>>

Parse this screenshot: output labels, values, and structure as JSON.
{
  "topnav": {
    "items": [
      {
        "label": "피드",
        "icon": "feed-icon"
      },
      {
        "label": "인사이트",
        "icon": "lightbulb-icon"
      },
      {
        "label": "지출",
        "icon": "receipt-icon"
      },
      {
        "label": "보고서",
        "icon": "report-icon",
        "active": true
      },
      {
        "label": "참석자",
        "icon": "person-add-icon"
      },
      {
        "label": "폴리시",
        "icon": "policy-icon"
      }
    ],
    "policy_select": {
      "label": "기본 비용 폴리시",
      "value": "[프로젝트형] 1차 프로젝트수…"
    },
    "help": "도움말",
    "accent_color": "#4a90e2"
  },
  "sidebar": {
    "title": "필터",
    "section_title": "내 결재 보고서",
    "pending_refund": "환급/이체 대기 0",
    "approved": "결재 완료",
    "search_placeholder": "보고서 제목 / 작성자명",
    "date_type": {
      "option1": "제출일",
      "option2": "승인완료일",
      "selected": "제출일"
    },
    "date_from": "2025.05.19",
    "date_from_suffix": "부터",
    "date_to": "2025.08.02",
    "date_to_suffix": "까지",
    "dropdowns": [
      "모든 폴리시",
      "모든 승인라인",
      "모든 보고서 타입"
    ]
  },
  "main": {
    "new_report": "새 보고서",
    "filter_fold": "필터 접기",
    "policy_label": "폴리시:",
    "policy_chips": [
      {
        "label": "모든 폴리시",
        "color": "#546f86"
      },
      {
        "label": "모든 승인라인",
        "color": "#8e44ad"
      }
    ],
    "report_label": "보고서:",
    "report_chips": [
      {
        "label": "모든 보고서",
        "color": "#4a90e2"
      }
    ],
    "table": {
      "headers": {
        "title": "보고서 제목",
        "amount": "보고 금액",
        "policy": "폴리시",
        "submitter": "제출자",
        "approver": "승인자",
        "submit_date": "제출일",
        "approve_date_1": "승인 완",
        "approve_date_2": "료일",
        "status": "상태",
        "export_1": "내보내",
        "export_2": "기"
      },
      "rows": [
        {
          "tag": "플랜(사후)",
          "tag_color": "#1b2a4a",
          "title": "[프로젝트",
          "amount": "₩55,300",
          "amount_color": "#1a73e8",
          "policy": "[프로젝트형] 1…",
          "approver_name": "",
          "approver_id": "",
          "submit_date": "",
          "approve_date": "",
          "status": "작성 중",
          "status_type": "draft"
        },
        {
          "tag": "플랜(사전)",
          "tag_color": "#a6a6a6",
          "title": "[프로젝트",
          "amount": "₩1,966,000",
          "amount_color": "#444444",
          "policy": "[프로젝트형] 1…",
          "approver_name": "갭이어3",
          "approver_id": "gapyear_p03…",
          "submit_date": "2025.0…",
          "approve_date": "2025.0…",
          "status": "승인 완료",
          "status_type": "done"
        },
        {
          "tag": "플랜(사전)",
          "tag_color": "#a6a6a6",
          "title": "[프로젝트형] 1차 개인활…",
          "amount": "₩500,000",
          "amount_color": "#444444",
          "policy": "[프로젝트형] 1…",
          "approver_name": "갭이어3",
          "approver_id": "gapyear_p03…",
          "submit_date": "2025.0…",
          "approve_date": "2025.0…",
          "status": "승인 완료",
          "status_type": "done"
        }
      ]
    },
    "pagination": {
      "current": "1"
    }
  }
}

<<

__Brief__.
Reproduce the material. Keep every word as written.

__Your solution__.
Parse this screenshot: output labels, values, and structure as JSON.
{
  "topnav": {
    "items": [
      {
        "label": "피드",
        "icon": "feed-icon"
      },
      {
        "label": "인사이트",
        "icon": "lightbulb-icon"
      },
      {
        "label": "지출",
        "icon": "receipt-icon"
      },
      {
        "label": "보고서",
        "icon": "report-icon",
        "active": true
      },
      {
        "label": "참석자",
        "icon": "person-add-icon"
      },
      {
        "label": "폴리시",
        "icon": "policy-icon"
      }
    ],
    "policy_select": {
      "label": "기본 비용 폴리시",
      "value": "[프로젝트형] 1차 프로젝트수…"
    },
    "help": "도움말",
    "accent_color": "#4a90e2"
  },
  "sidebar": {
    "title": "필터",
    "section_title": "내 결재 보고서",
    "pending_refund": "환급/이체 대기 0",
    "approved": "결재 완료",
    "search_placeholder": "보고서 제목 / 작성자명",
    "date_type": {
      "option1": "제출일",
      "option2": "승인완료일",
      "selected": "제출일"
    },
    "date_from": "2025.05.19",
    "date_from_suffix": "부터",
    "date_to": "2025.08.02",
    "date_to_suffix": "까지",
    "dropdowns": [
      "모든 폴리시",
      "모든 승인라인",
      "모든 보고서 타입"
    ]
  },
  "main": {
    "new_report": "새 보고서",
    "filter_fold": "필터 접기",
    "policy_label": "폴리시:",
    "policy_chips": [
      {
        "label": "모든 폴리시",
        "color": "#546f86"
      },
      {
        "label": "모든 승인라인",
        "color": "#8e44ad"
      }
    ],
    "report_label": "보고서:",
    "report_chips": [
      {
        "label": "모든 보고서",
        "color": "#4a90e2"
      }
    ],
    "table": {
      "headers": {
        "title": "보고서 제목",
        "amount": "보고 금액",
        "policy": "폴리시",
        "submitter": "제출자",
        "approver": "승인자",
        "submit_date": "제출일",
        "approve_date_1": "승인 완",
        "approve_date_2": "료일",
        "status": "상태",
        "export_1": "내보내",
        "export_2": "기"
      },
      "rows": [
        {
          "tag": "플랜(사후)",
          "tag_color": "#1b2a4a",
          "title": "[프로젝트",
          "amount": "₩55,300",
          "amount_color": "#1a73e8",
          "policy": "[프로젝트형] 1…",
          "approver_name": "",
          "approver_id": "",
          "submit_date": "",
          "approve_date": "",
          "status": "작성 중",
          "status_type": "draft"
        },
        {
          "tag": "플랜(사전)",
          "tag_color": "#a6a6a6",
          "title": "[프로젝트",
          "amount": "₩1,966,000",
          "amount_color": "#444444",
          "policy": "[프로젝트형] 1…",
          "approver_name": "갭이어3",
          "approver_id": "gapyear_p03…",
          "submit_date": "2025.0…",
          "approve_date": "2025.0…",
          "status": "승인 완료",
          "status_type": "done"
        },
        {
          "tag": "플랜(사전)",
          "tag_color": "#a6a6a6",
          "title": "[프로젝트형] 1차 개인활…",
          "amount": "₩500,000",
          "amount_color": "#444444",
          "policy": "[프로젝트형] 1…",
          "approver_name": "갭이어3",
          "approver_id": "gapyear_p03…",
          "submit_date": "2025.0…",
          "approve_date": "2025.0…",
          "status": "승인 완료",
          "status_type": "done"
        }
      ]
    },
    "pagination": {
      "current": "1"
    }
  }
}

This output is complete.